The consequences of intensified border control are painfully illustrated in Australian immigration detention centres. Detention centres have shown to be a heinous example of the socially unjust outcome of mass acceptance of nationalism. Initially, detention centres were allowed under the Migration Act 1958 to allow “discretionary detention of unauthorized arrivals.” Today they are places where so-called illegal immigrants as well as asylum seekers are detained. However, many of them, such as the one on the island of Nauru, have been criticized for their inhumane conditions and treatment of detainees. One only needs to read a couple of stories in the news of sexual assault, cockroaches and rats, attempted suicides, and the intentional swallowing of razor blades as protest in order to gain a glimpse into the terrors some humans are enduring in the beautiful nation of Australia. Detention centres such as Nauru illustrate how accepted ideas of belonging within nationalist ideologies have had the effect of normalizing the forced placement of humans into conditions of squalor and abuse. (Other examples of unjust practices legitimized by nationalistic discourses include migrant farm workers in Canada’s Seasonal Agricultural Worker’s Program (SAWP) and Canada’s Live in Caregiver Program).
Can you imagine a world where nations and nationalism didn’t exist?

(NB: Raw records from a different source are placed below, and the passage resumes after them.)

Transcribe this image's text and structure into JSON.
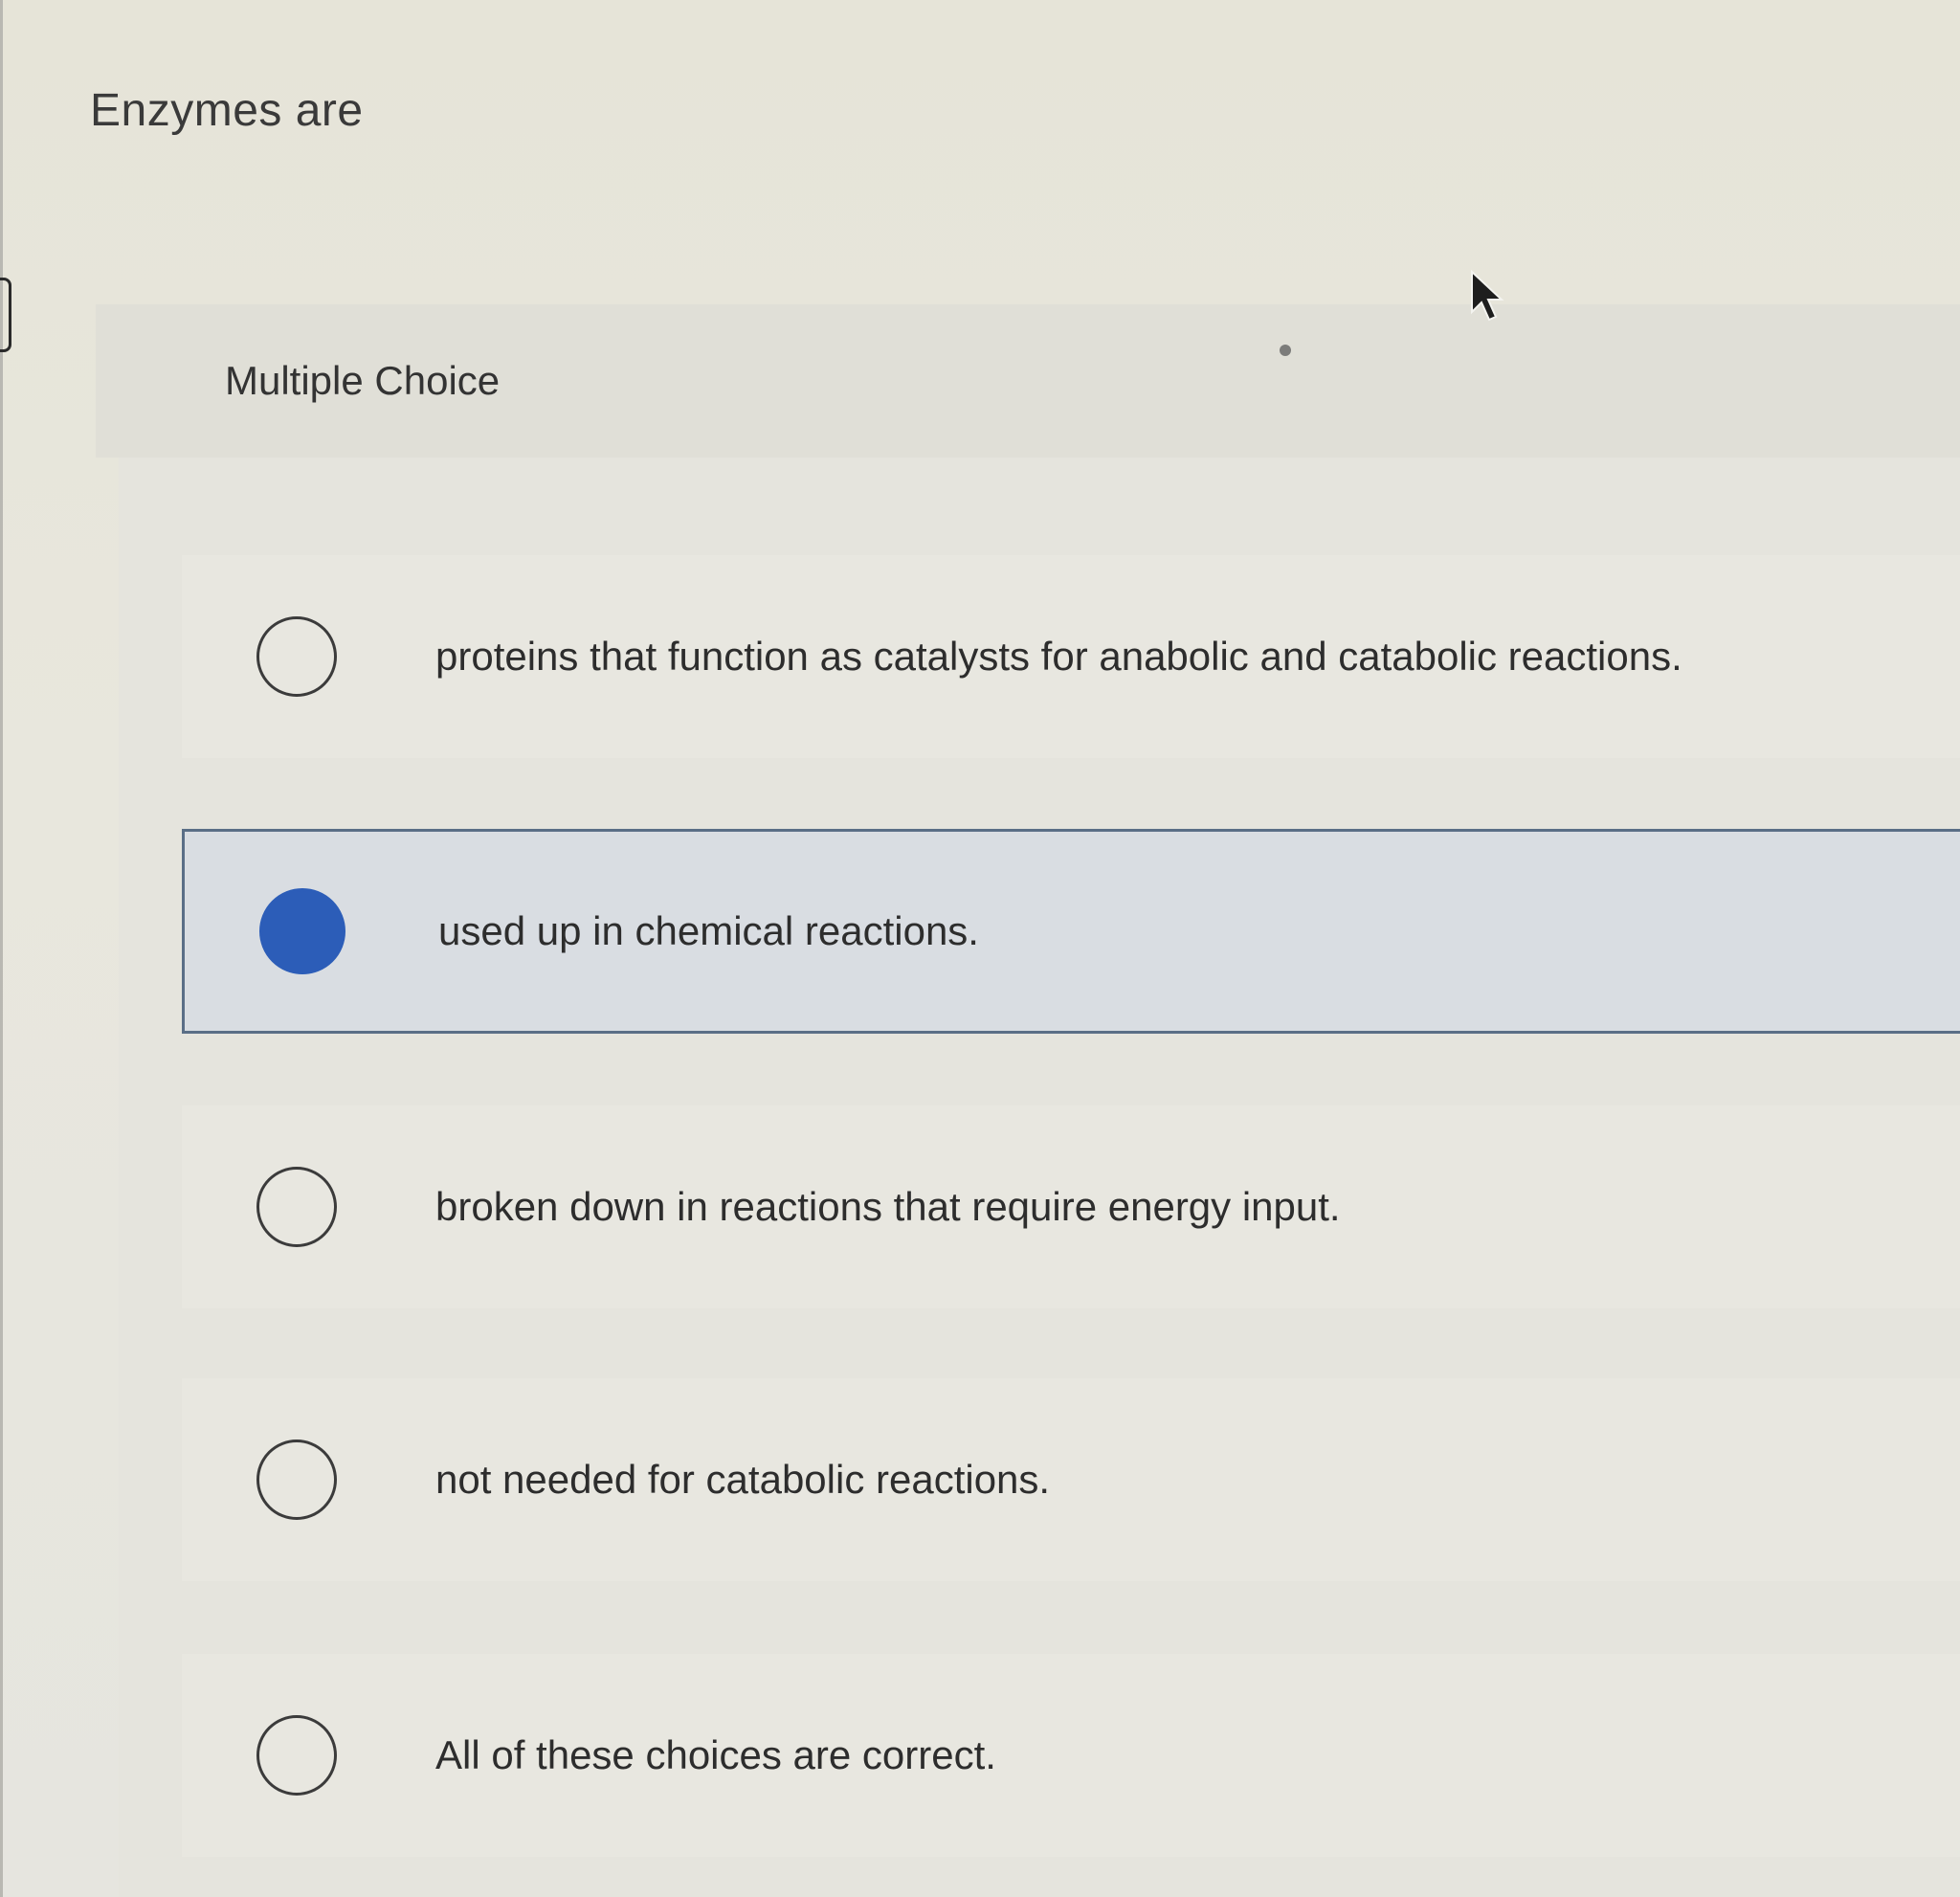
{
  "question": {
    "title": "Enzymes are"
  },
  "section": {
    "label": "Multiple Choice"
  },
  "choices": [
    {
      "text": "proteins that function as catalysts for anabolic and catabolic reactions.",
      "selected": false
    },
    {
      "text": "used up in chemical reactions.",
      "selected": true
    },
    {
      "text": "broken down in reactions that require energy input.",
      "selected": false
    },
    {
      "text": "not needed for catabolic reactions.",
      "selected": false
    },
    {
      "text": "All of these choices are correct.",
      "selected": false
    }
  ],
  "colors": {
    "selected_fill": "#2c5db8",
    "selected_border": "#5a6e86",
    "selected_background": "#d9dde2"
  },
  "icons": {
    "cursor": "mouse-pointer-icon",
    "radio_empty": "radio-unselected-icon",
    "radio_filled": "radio-selected-icon"
  }
}
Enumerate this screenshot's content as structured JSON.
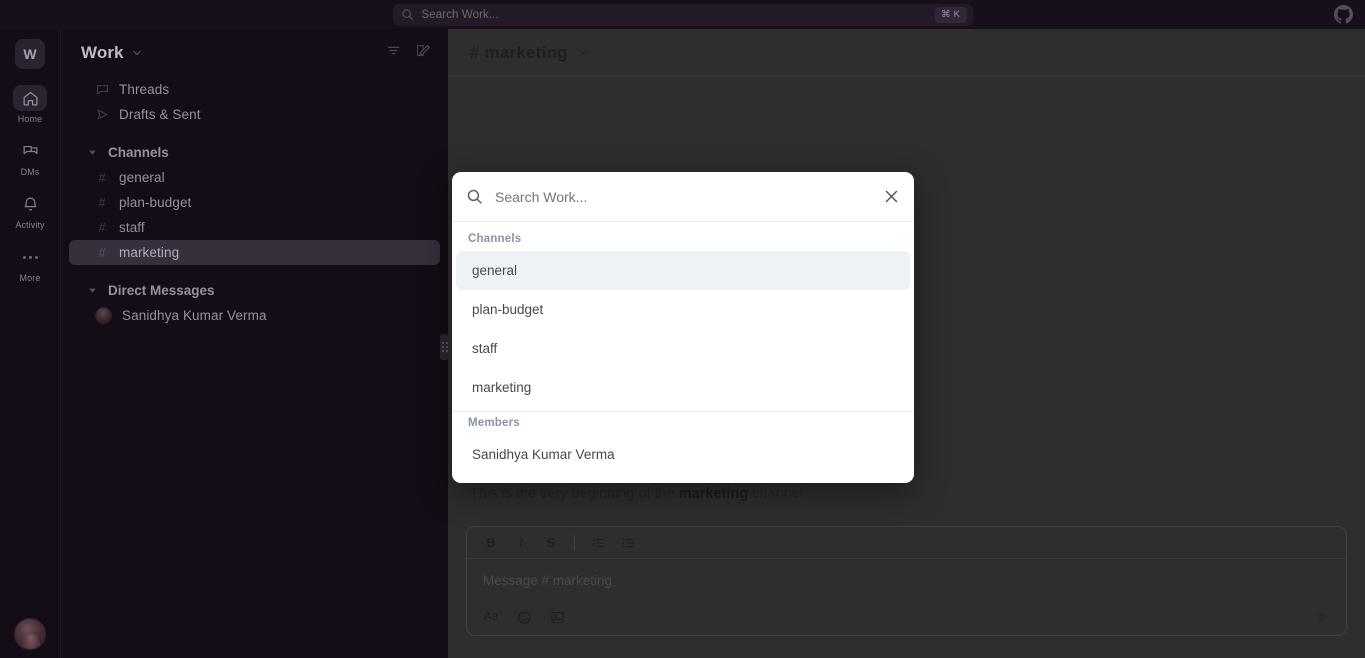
{
  "topbar": {
    "search_placeholder": "Search Work...",
    "shortcut_cmd": "⌘",
    "shortcut_key": "K",
    "github_icon": "github-icon",
    "search_icon": "search-icon"
  },
  "rail": {
    "workspace_initial": "W",
    "items": [
      {
        "label": "Home",
        "icon": "home-icon",
        "active": true
      },
      {
        "label": "DMs",
        "icon": "chat-bubbles-icon",
        "active": false
      },
      {
        "label": "Activity",
        "icon": "bell-icon",
        "active": false
      },
      {
        "label": "More",
        "icon": "ellipsis-icon",
        "active": false
      }
    ],
    "avatar": "user-avatar"
  },
  "sidebar": {
    "title": "Work",
    "caret_icon": "chevron-down-icon",
    "actions": [
      {
        "name": "filter-icon"
      },
      {
        "name": "compose-icon"
      }
    ],
    "quick_links": [
      {
        "label": "Threads",
        "icon": "threads-icon"
      },
      {
        "label": "Drafts & Sent",
        "icon": "send-icon"
      }
    ],
    "channels_section": "Channels",
    "channels": [
      {
        "label": "general",
        "selected": false
      },
      {
        "label": "plan-budget",
        "selected": false
      },
      {
        "label": "staff",
        "selected": false
      },
      {
        "label": "marketing",
        "selected": true
      }
    ],
    "dms_section": "Direct Messages",
    "dms": [
      {
        "label": "Sanidhya Kumar Verma"
      }
    ]
  },
  "main": {
    "channel_prefix": "#",
    "channel_name": "marketing",
    "channel_title": "# marketing",
    "caret_icon": "chevron-down-icon",
    "intro_prefix": "This is the very beginning of the ",
    "intro_channel": "marketing",
    "intro_suffix": " channel."
  },
  "composer": {
    "placeholder": "Message # marketing",
    "toolbar": [
      {
        "name": "bold-button",
        "glyph": "B"
      },
      {
        "name": "italic-button",
        "glyph": "I"
      },
      {
        "name": "strikethrough-button",
        "glyph": "S"
      },
      {
        "name": "ordered-list-button",
        "glyph": ""
      },
      {
        "name": "bullet-list-button",
        "glyph": ""
      }
    ],
    "footer": [
      {
        "name": "format-text-button",
        "glyph": "Aa"
      },
      {
        "name": "emoji-button",
        "glyph": ""
      },
      {
        "name": "image-button",
        "glyph": ""
      }
    ],
    "send_label": "send-button"
  },
  "modal": {
    "search_placeholder": "Search Work...",
    "search_value": "",
    "search_icon": "search-icon",
    "close_icon": "close-icon",
    "groups": [
      {
        "label": "Channels",
        "items": [
          {
            "label": "general",
            "active": true
          },
          {
            "label": "plan-budget",
            "active": false
          },
          {
            "label": "staff",
            "active": false
          },
          {
            "label": "marketing",
            "active": false
          }
        ]
      },
      {
        "label": "Members",
        "items": [
          {
            "label": "Sanidhya Kumar Verma",
            "active": false
          }
        ]
      }
    ]
  },
  "colors": {
    "sidebar_bg": "#140c16",
    "main_bg": "#2e2e2e",
    "modal_bg": "#ffffff",
    "modal_active": "#eef1f6",
    "selected_row": "#382f3c"
  }
}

A true anti-nationalist hero is the extraordinarily inspirational Garry Davis, the man who created the World Passport and fought for global rather than national citizenship. In 1948 he renounced his United States of America citizenship and pronounced himself a “citizen of the world.” During the post-World War II period in the late 1940s, Davis’ claim was that sovereign states divide humanity, and have the capacity to “lead us to the abyss of Total War.” In 1949 Davis inaugurated the International Registry of World Citizens.
For me, the atrocities spurred by uncritical adherence to nationalistic ideologies could be remedied by changing the way we relate to other humans. I could write a master’s thesis about this topic, as I haven’t even begun to dissect the inherent racism woven into the fibres of nationalistic practices. However, I will keep this to a minimum and urge you to read on by checking out the references and hyperlinks. Now to address my initial question of what really unites people (not just in a nation). For me, it is not the socially constructed symbols shared by those within one geographical area. I don’t want my sign off to be interpreted as nothing more than a warm and fuzzy bedtime story, but in all seriousness: it’s our heartbeats, our need for safety, clean air, pollution-free habitats, and for adequate food and shelter, that unite us as humans. It’s not maple syrup and hockey. It’s our shared humanness.
1 Sharma, N. (2012). Nation states, borders, citizenship, and the making of “national” difference. In D, Brock, R. Raby & M. Thomas’s (Eds.), Power and Everyday Practices (pp. 321-342). Toronto, Ontario: Nelson Education.